» What you need to do
In the records below, find each line holding the word "price" and copy it.

» Data extract
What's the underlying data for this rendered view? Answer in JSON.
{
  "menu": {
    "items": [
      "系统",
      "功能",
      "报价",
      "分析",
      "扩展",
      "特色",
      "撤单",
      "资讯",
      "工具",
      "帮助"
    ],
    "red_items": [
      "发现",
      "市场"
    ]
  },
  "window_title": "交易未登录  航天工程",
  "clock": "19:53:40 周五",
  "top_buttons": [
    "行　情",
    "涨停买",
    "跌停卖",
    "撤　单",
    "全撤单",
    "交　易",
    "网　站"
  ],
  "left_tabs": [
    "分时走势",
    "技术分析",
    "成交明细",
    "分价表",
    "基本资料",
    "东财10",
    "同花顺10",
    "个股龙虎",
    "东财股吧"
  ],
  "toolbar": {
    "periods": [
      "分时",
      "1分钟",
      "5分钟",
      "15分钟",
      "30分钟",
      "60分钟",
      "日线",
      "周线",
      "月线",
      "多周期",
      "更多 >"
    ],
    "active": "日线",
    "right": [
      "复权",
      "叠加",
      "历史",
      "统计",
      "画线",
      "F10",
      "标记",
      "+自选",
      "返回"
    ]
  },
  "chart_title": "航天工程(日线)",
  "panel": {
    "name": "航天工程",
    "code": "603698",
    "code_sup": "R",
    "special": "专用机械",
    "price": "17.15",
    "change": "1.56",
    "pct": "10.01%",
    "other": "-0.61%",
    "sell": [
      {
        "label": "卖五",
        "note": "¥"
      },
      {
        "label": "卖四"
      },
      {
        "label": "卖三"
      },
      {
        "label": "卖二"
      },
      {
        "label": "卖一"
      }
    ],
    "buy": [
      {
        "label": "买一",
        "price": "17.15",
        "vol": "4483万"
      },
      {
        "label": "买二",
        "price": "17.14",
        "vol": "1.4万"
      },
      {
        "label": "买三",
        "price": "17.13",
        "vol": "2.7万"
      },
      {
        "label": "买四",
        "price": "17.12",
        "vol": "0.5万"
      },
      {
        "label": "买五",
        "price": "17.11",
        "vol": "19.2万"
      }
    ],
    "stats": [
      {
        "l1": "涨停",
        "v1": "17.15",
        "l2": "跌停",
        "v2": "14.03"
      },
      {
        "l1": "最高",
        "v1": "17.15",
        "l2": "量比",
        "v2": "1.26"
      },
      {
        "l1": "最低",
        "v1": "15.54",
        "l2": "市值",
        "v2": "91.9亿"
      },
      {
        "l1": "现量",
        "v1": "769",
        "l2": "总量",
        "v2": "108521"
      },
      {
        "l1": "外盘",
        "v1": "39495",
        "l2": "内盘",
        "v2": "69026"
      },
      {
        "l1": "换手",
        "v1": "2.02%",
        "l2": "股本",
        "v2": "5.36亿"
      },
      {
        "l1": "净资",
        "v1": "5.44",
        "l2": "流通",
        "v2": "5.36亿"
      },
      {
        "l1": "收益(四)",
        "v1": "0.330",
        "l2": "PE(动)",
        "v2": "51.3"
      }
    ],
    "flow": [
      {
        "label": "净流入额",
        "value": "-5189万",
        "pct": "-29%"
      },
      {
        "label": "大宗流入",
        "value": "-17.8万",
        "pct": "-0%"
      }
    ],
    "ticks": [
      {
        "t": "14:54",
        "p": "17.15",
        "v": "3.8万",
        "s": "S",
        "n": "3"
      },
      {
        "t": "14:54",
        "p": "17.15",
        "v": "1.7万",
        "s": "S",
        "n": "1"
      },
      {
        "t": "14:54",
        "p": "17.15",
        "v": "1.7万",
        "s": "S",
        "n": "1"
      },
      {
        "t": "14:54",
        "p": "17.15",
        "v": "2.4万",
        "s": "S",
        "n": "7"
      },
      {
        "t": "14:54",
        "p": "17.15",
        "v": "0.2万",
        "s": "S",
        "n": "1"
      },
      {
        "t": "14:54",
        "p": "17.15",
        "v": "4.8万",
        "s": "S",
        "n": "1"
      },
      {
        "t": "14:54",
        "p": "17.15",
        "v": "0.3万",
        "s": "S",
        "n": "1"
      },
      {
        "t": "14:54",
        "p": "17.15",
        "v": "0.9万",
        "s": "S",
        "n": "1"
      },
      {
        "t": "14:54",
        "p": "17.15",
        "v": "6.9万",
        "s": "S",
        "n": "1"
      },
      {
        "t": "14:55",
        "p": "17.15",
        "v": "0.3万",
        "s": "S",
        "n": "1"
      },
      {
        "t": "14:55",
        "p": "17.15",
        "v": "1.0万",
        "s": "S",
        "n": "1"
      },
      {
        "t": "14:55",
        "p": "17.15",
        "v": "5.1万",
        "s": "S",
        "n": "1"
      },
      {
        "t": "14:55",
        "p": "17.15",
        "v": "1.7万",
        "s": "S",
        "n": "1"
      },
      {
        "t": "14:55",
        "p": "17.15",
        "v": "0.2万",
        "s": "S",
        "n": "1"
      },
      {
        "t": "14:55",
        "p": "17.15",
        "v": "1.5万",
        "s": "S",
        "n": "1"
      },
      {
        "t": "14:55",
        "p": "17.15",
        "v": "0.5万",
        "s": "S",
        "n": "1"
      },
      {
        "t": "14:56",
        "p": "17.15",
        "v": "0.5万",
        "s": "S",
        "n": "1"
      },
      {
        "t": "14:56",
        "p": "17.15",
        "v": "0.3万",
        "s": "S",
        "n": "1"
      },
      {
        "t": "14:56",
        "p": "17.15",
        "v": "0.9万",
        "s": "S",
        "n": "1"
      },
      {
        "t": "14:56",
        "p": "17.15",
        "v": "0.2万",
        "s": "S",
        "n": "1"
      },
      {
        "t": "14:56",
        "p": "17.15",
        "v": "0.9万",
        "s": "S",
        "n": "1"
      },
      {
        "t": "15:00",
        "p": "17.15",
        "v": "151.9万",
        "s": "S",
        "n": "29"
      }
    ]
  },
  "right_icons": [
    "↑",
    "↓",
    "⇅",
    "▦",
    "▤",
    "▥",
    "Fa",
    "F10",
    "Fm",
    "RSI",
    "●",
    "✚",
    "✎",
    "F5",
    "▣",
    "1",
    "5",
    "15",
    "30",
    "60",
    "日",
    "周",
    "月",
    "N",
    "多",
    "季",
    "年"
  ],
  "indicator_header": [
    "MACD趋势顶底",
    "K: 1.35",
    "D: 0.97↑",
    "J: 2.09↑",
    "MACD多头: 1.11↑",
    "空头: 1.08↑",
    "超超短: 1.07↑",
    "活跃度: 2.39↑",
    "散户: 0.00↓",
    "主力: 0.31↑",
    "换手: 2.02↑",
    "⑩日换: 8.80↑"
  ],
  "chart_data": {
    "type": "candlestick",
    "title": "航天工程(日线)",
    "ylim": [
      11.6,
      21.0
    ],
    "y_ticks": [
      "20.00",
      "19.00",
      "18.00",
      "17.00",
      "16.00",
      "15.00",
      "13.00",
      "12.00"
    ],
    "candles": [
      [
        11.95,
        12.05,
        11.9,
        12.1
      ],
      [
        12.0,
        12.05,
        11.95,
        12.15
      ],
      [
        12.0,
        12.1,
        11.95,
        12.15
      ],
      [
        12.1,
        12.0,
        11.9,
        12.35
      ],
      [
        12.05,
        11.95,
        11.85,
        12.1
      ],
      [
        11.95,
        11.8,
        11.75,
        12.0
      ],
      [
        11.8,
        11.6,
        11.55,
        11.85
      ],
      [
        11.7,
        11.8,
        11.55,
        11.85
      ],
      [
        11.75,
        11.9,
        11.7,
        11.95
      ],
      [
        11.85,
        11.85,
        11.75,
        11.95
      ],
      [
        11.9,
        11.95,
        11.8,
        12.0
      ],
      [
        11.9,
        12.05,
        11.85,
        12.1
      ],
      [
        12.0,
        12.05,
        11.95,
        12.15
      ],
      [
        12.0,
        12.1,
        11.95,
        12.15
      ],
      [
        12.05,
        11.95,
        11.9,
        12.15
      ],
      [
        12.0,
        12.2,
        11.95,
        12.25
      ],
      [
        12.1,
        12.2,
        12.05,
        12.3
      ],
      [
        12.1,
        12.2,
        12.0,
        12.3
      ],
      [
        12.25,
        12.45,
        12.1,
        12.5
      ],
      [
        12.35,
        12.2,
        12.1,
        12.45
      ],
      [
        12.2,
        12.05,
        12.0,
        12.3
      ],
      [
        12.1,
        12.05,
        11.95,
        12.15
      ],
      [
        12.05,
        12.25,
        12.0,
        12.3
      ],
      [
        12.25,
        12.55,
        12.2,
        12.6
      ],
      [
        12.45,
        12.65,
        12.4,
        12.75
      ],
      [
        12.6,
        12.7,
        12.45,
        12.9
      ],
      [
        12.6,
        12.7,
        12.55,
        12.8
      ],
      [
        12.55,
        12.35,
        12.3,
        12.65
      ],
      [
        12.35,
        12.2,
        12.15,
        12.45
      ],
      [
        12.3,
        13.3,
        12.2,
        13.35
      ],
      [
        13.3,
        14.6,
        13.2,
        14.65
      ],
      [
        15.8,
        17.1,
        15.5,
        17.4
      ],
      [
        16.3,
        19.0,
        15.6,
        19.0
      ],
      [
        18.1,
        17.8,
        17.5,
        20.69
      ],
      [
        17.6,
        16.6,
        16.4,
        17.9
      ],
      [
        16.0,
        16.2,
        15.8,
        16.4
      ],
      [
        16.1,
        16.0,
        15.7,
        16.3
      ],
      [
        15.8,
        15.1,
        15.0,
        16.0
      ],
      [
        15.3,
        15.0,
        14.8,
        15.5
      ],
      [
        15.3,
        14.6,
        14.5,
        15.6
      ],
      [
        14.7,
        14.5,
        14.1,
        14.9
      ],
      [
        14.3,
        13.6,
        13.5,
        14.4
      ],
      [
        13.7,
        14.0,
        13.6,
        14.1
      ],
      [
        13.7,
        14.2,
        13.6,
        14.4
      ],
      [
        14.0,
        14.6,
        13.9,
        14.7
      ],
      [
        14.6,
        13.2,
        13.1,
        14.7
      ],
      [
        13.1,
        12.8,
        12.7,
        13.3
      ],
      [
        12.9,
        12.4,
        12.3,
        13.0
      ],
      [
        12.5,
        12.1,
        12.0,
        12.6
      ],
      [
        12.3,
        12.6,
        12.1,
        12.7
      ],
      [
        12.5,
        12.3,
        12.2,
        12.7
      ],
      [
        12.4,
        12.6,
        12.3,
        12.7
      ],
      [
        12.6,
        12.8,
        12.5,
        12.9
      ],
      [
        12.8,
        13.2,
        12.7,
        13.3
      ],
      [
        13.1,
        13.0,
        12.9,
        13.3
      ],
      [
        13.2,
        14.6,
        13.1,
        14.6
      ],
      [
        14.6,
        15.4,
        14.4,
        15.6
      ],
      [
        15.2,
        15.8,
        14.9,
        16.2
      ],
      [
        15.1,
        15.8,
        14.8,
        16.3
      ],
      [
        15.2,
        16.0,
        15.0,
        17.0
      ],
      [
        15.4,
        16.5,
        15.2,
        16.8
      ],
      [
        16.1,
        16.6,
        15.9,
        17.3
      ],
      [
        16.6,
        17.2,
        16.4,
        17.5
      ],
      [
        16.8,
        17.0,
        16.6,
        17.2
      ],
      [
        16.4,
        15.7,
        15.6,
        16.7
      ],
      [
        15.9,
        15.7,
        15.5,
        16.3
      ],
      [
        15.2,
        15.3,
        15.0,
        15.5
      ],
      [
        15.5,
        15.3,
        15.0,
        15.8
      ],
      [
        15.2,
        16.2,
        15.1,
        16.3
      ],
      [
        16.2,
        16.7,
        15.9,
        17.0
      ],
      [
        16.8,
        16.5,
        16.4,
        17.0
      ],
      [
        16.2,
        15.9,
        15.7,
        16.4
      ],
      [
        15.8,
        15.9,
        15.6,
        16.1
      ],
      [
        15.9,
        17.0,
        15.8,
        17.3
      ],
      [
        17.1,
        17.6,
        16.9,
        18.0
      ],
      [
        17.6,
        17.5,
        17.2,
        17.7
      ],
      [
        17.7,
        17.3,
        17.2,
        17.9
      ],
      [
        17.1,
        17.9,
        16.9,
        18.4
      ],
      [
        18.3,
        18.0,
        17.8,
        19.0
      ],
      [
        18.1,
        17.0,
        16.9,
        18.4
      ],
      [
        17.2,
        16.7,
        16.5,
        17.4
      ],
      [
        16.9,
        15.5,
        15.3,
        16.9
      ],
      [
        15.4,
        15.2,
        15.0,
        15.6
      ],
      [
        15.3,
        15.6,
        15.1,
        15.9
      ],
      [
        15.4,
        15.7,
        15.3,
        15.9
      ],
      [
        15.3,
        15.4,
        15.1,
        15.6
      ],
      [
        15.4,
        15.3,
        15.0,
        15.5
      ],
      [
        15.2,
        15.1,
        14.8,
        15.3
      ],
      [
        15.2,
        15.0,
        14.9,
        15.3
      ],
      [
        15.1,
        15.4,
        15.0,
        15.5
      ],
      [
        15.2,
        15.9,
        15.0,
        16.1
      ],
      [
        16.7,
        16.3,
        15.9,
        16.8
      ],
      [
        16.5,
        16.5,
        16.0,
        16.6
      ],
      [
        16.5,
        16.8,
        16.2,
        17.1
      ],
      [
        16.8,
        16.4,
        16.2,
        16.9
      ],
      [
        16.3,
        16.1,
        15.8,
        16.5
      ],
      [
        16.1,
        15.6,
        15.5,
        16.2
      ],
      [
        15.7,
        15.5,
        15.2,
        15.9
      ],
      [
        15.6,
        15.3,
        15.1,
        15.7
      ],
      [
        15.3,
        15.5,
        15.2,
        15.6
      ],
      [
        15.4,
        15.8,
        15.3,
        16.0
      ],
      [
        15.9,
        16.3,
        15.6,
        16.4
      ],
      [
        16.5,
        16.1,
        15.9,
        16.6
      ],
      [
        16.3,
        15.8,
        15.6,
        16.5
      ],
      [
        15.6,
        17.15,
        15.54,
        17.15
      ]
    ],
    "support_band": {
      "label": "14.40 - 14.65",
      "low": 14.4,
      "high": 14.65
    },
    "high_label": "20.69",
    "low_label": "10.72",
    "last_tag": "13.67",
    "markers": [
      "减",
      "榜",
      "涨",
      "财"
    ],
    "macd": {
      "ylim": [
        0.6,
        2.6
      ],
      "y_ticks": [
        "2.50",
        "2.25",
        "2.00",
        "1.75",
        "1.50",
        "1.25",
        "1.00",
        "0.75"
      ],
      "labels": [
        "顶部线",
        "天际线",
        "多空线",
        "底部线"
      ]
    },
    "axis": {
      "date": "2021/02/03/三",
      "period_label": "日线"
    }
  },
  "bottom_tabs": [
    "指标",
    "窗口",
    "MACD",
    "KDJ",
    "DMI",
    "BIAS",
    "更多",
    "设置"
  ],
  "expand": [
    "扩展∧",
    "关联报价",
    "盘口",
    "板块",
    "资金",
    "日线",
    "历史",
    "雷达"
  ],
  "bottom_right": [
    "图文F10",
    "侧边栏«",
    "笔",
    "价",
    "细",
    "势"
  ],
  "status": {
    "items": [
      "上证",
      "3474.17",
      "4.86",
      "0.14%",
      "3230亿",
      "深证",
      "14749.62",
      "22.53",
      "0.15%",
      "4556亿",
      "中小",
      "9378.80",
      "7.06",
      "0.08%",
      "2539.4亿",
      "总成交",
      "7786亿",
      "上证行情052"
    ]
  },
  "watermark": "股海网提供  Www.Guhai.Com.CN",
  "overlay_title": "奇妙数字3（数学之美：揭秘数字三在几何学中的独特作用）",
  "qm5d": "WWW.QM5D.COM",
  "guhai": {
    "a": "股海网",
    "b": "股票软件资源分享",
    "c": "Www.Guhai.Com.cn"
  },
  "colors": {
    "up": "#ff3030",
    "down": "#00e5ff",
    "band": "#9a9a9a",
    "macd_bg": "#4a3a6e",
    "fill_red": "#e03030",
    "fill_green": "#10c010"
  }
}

» Solution for this exercise
    "price": "17.15",
        "price": "17.15",
        "price": "17.14",
        "price": "17.13",
        "price": "17.12",
        "price": "17.11",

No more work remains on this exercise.